To help prevent the aforementioned cancers and other chronic diseases, experts recommend 2 to 6½ cups of fruits and vegetables daily, depending on energy needs. This includes 1 to 2½ cups of fruits and 1 to 4 cups of vegetables, with special emphasis on dark green and orange vegetables and legumes. There is no evidence that the popular white potato protects against cancer.
Average daily cup equivalents of fruits and vegetables for people aged 2 years and older. This measure includes fruits and vegetables from all sources.
We used the My Pyramid Equivalents Database to estimate food group intake (available at http://www.ars.usda.gov/Services/docs.htm?docid=8498). Please note that these data are currently available only through 2003–2004 NHANES. We will update as new data become available.
Total fruits and vegetables: Relatively stable
Fruits: Relatively stable
Vegetables: Relatively stable
From 2001 to 2004, people aged 2 years and older consumed, on average, 0.5 cup equivalents of fruits per 1,000 calories and 0.8 cup equivalents of vegetables per 1,000 calories (including 0.1 cup equivalents of dark green and orange vegetables and legumes per 1,000 calories).

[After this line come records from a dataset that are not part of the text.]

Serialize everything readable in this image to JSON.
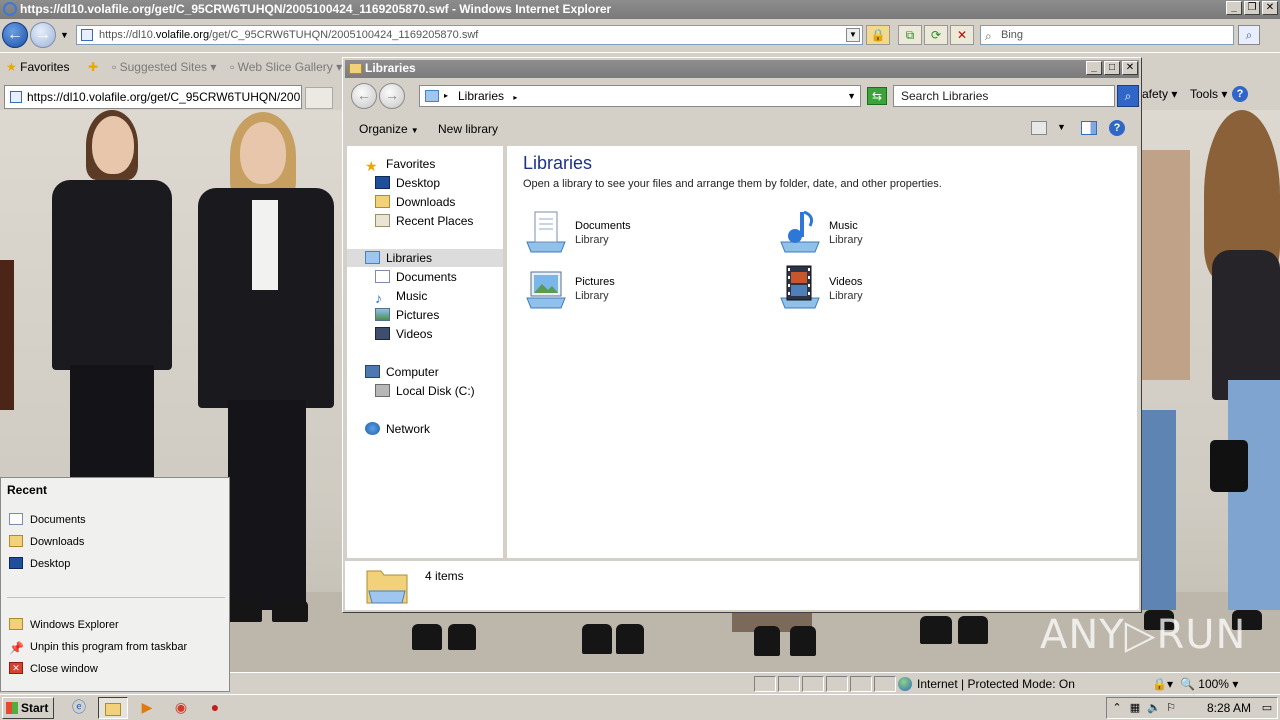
{
  "ie": {
    "title": "https://dl10.volafile.org/get/C_95CRW6TUHQN/2005100424_1169205870.swf - Windows Internet Explorer",
    "url_scheme": "https://dl10.",
    "url_domain": "volafile.org",
    "url_path": "/get/C_95CRW6TUHQN/2005100424_1169205870.swf",
    "search_placeholder": "Bing",
    "favorites_label": "Favorites",
    "suggested_sites": "Suggested Sites",
    "web_slice_gallery": "Web Slice Gallery",
    "tab_title": "https://dl10.volafile.org/get/C_95CRW6TUHQN/2005...",
    "safety_menu": "afety",
    "tools_menu": "Tools",
    "status_zone": "Internet | Protected Mode: On",
    "zoom": "100%"
  },
  "explorer": {
    "title": "Libraries",
    "breadcrumb": "Libraries",
    "search_placeholder": "Search Libraries",
    "toolbar": {
      "organize": "Organize",
      "new_library": "New library"
    },
    "nav": {
      "favorites": "Favorites",
      "desktop": "Desktop",
      "downloads": "Downloads",
      "recent_places": "Recent Places",
      "libraries": "Libraries",
      "documents": "Documents",
      "music": "Music",
      "pictures": "Pictures",
      "videos": "Videos",
      "computer": "Computer",
      "local_disk": "Local Disk (C:)",
      "network": "Network"
    },
    "heading": "Libraries",
    "subheading": "Open a library to see your files and arrange them by folder, date, and other properties.",
    "libraries": [
      {
        "name": "Documents",
        "type": "Library",
        "icon": "documents-library-icon"
      },
      {
        "name": "Music",
        "type": "Library",
        "icon": "music-library-icon"
      },
      {
        "name": "Pictures",
        "type": "Library",
        "icon": "pictures-library-icon"
      },
      {
        "name": "Videos",
        "type": "Library",
        "icon": "videos-library-icon"
      }
    ],
    "details_count": "4 items"
  },
  "jumplist": {
    "recent_title": "Recent",
    "recent": [
      "Documents",
      "Downloads",
      "Desktop"
    ],
    "tasks": [
      "Windows Explorer",
      "Unpin this program from taskbar",
      "Close window"
    ]
  },
  "taskbar": {
    "start": "Start",
    "clock": "8:28 AM"
  },
  "watermark": "ANY▷RUN",
  "colors": {
    "title_gray": "#7c7c7c",
    "heading_blue": "#1e3287",
    "accent_blue": "#2f66c8"
  }
}
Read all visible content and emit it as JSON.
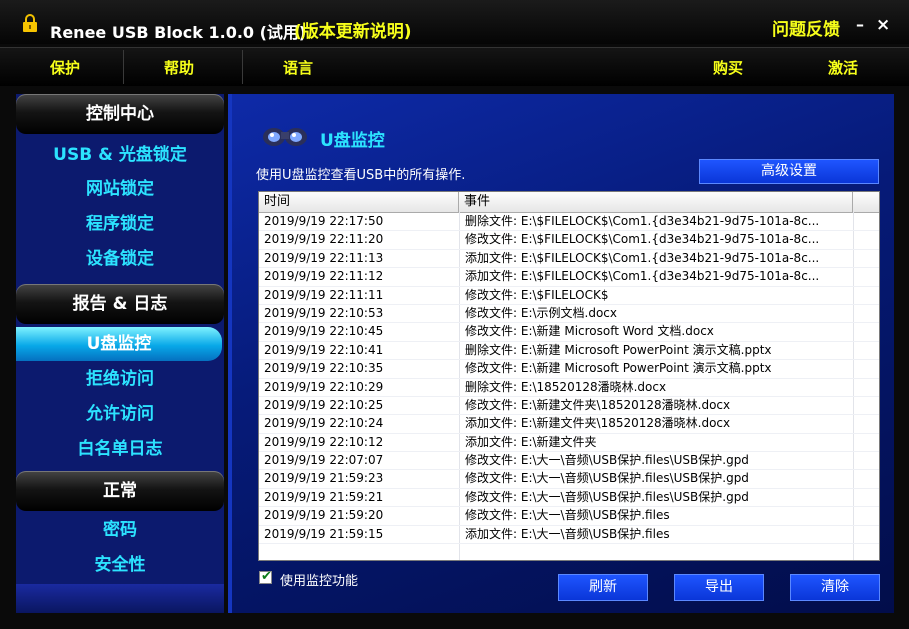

0.9 cup equivalents of fruits per 1,000 calories.
1.1 cup equivalents of vegetables per 1,000 calories, with at least 0.3 cup equivalents of dark green or orange vegetables or legumes per 1,000 calories.
Fruit consumption is highest among the youngest and oldest segments of the population. Total fruit and vegetable consumption tends to increase with age, education, and income. Among racial and ethnic groups, blacks have the lowest intake and Mexican Americans have the highest.
Dietary guidance released in 2010 recommended increased intake of fruits and vegetables based on evolving evidence of the benefit of eating a diet rich in fruits and vegetables.The majority of Americans do not meet recommendations for fruits and vegetables intake.Additional servings of fruits and vegetables should replace sources of "empty calories" in the diet, such as added sugars (honey, syrup, soft drinks) and solid fats (butter, sour cream), to avoid taking in too many calories. Individuals should be especially encouraged to consume dark green and orange varieties of vegetables such as broccoli or carrots and legumes or dried beans, such as pinto beans or lentils.